If there is no oriented path from “2” to “1” outside the left hand side picture then one may replace this picture by an edge. Conversely, if there is no oriented path connecting “2” with “1” then one may replace the edge with the graph from the left hand side of the following picture:
- Crossings in lambda calculus (graphic beta rule as braiding)
- Emergent algebra crossings
- The zipper and examples
- Packing arrows (II) and the strand networks sector
- Sets, lists and order of moves in graphic lambda calculus
A sector of the graphic lambda calculus is:
- a set of graphs, defined by a local or global condition,
- a set of moves from the list of all moves available.
The name “graphic lambda calculus” comes from the fact that there it has untyped lambda calculus as a sector. In fact, there are
three four important sectors of graphic lambda calculus:
- untyped lambda calculus sector, which contains all graphs in which are obtained from untyped lambda calculus terms by the algorithm described here. The moves of this sector are: graphic beta move, fan-out moves, pruning moves. The article arxiv:1207.0332 describes this sector in detail.
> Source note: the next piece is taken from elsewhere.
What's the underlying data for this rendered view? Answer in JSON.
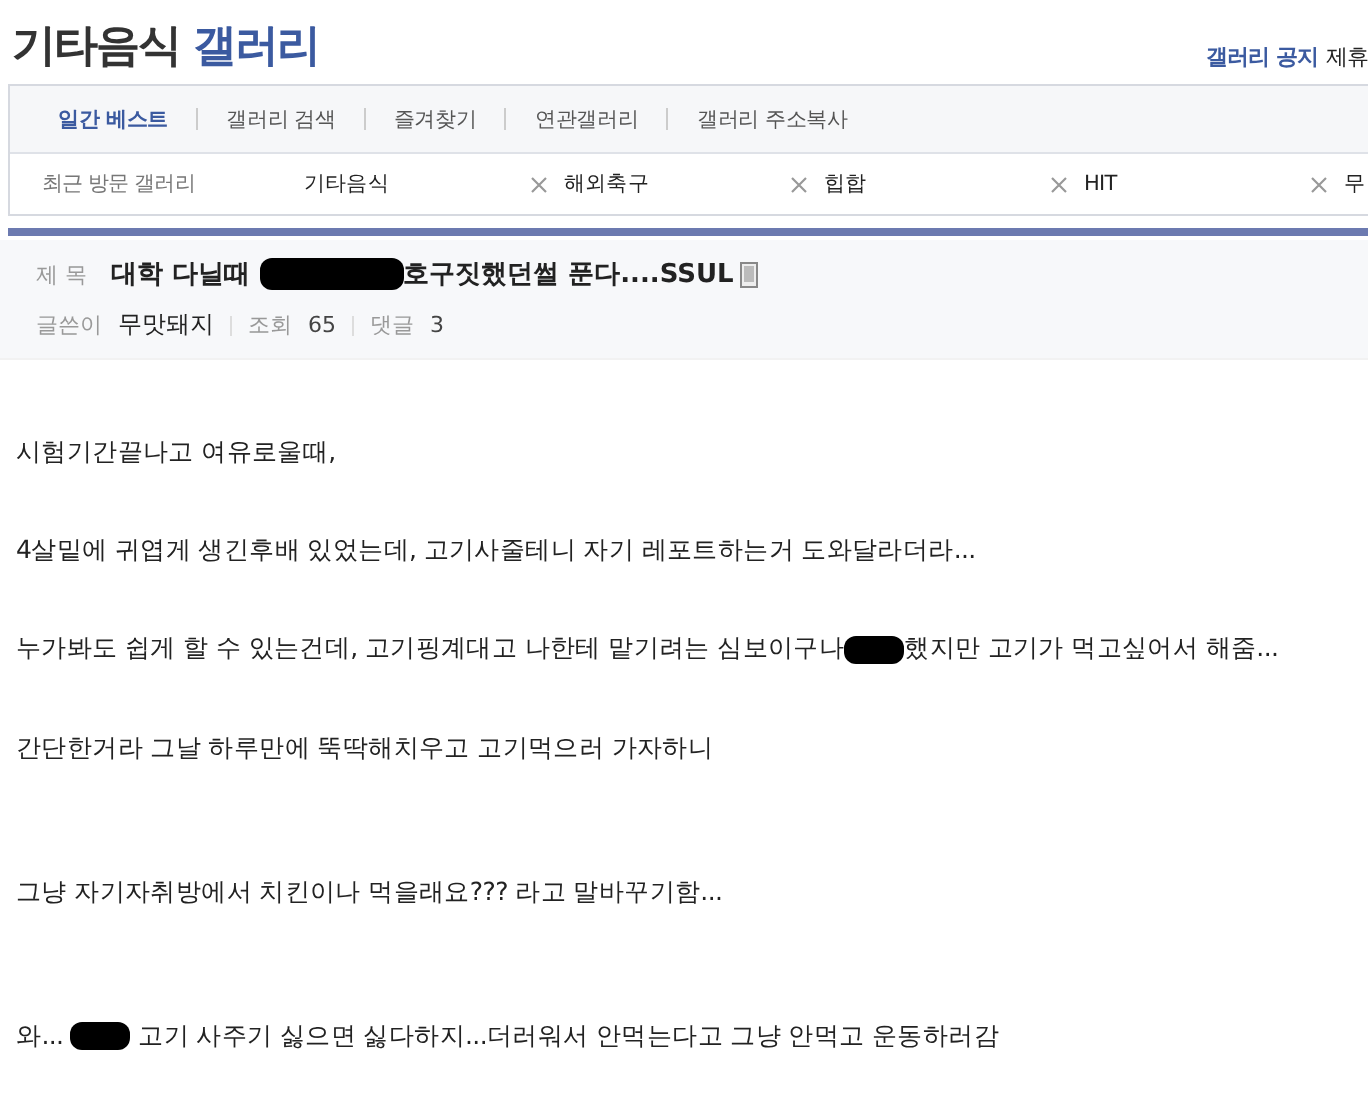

- emergent algebra sector, which contain all graphs in described in the article arxiv:1103.6007, via the emergent algebra crossing macros, and the following moves: dual graphic beta move (which forms with the graphic move the extended beta move), fan-out moves, pruning moves, emergent algebra moves. See arXiv:1305.5786 section 5 for a precise description, as well as the post Emergent algebras as combinatory logic part IV (and check out the trackbacks).
- knot and tangle diagrams sector, defined by using crossings in lambda calculus macro and the Reidemeister moves as described in the post Generating set of Reidemeister moves for graphic lambda crossings, which are composite moves obtained from the graphic beta move and some local fan-out moves. The article arxiv:1211.1604 describes this sector in detail.
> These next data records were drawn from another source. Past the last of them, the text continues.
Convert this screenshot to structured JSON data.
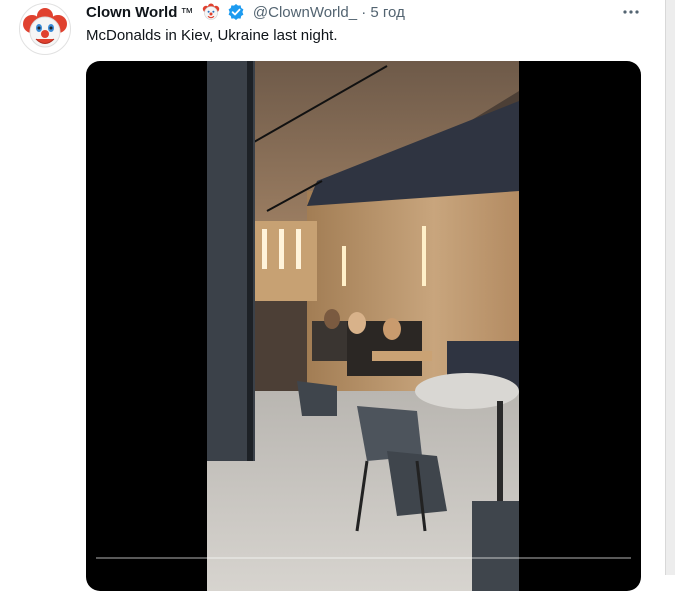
{
  "tweet": {
    "author_name": "Clown World",
    "author_suffix": "™",
    "author_emoji": "clown-face-icon",
    "verified": true,
    "handle": "@ClownWorld_",
    "separator": "·",
    "time": "5 год",
    "text": "McDonalds in Kiev, Ukraine last night.",
    "more_icon": "more-horizontal-icon"
  },
  "video": {
    "progress": 0.0,
    "content": "restaurant-interior-video-frame"
  },
  "colors": {
    "verified": "#1d9bf0",
    "text": "#0f1419",
    "secondary": "#536471",
    "media_bg": "#000000"
  }
}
- Freedom sector of graphic lambda calculus
Simply typed version of graphic lambda calculus:
- Simply typed graphic lambda calculus
- Example: decorations of S,K,I combinators in simply typed graphic lambda calculus
Where I use it (work in progress) and other useful links:
In these two posts is used the tree formalism of the emergent algebras.
- Parallel transport in spaces with dilations, I
- What group is this? (Parallel transport in spaces with dilations, II)
In order to understand how this works, see the following posts, which aim to describe finite differential calculus as a graph rewriting system:
- Dictionary from emergent algebra to graphic lambda calculus (I)
- Dictionary from emergent algebra to graphic lambda calculus (II)
- Dictionary from emergent algebra to graphic lambda calculus (III)
The chemical concrete machine project:
- A chemical concrete machine for lambda calculus
- Local FAN-IN eliminates global FAN-OUT (I)
- Local FAN-IN eliminates GLOBAL FAN-OUT (II)
- Chemical concrete machine, short list of gates and moves
- Ancient Turing machine helps Chemical concrete machine
- Spiral patterns in the full zipper graph
- Extreme functional programming done with biological computers
- Chemical concrete machine, detailed (I)
- Chemical concrete machine, detailed (II)
- Chemical concret machine, detailed (III)
- Chemical concrete machine, detailed (IV)
- Chemical concrete machine, detailed (V)
- Chemical concrete machine, detailed (VI)
The neural networks project: